▶ [Exercise objective]
Repeat all entries below exactly as shown.

Excerpts from an interface dataset

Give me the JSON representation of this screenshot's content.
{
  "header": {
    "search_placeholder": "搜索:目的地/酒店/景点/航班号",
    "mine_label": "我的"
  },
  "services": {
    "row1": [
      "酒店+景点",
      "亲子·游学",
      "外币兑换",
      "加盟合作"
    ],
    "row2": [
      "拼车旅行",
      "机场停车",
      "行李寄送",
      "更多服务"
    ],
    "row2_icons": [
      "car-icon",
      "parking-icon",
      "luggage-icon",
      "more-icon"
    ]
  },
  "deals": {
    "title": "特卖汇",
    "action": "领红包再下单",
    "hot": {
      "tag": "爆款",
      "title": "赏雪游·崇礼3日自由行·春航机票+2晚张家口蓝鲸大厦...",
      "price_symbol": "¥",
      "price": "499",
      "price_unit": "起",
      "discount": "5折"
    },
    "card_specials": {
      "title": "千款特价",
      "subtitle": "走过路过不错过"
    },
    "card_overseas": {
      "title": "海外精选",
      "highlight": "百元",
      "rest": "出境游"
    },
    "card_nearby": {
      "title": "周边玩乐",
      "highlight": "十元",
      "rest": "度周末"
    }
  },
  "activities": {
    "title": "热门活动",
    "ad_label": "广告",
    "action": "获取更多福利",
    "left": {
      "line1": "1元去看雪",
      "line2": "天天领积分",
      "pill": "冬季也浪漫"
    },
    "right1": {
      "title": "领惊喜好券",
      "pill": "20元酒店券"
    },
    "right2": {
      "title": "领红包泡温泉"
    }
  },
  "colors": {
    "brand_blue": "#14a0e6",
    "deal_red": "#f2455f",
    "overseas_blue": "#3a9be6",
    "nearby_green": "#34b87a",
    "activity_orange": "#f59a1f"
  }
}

▶ [Exercise answer]
Give me the JSON representation of this screenshot's content.
{
  "header": {
    "search_placeholder": "搜索:目的地/酒店/景点/航班号",
    "mine_label": "我的"
  },
  "services": {
    "row1": [
      "酒店+景点",
      "亲子·游学",
      "外币兑换",
      "加盟合作"
    ],
    "row2": [
      "拼车旅行",
      "机场停车",
      "行李寄送",
      "更多服务"
    ],
    "row2_icons": [
      "car-icon",
      "parking-icon",
      "luggage-icon",
      "more-icon"
    ]
  },
  "deals": {
    "title": "特卖汇",
    "action": "领红包再下单",
    "hot": {
      "tag": "爆款",
      "title": "赏雪游·崇礼3日自由行·春航机票+2晚张家口蓝鲸大厦...",
      "price_symbol": "¥",
      "price": "499",
      "price_unit": "起",
      "discount": "5折"
    },
    "card_specials": {
      "title": "千款特价",
      "subtitle": "走过路过不错过"
    },
    "card_overseas": {
      "title": "海外精选",
      "highlight": "百元",
      "rest": "出境游"
    },
    "card_nearby": {
      "title": "周边玩乐",
      "highlight": "十元",
      "rest": "度周末"
    }
  },
  "activities": {
    "title": "热门活动",
    "ad_label": "广告",
    "action": "获取更多福利",
    "left": {
      "line1": "1元去看雪",
      "line2": "天天领积分",
      "pill": "冬季也浪漫"
    },
    "right1": {
      "title": "领惊喜好券",
      "pill": "20元酒店券"
    },
    "right2": {
      "title": "领红包泡温泉"
    }
  },
  "colors": {
    "brand_blue": "#14a0e6",
    "deal_red": "#f2455f",
    "overseas_blue": "#3a9be6",
    "nearby_green": "#34b87a",
    "activity_orange": "#f59a1f"
  }
}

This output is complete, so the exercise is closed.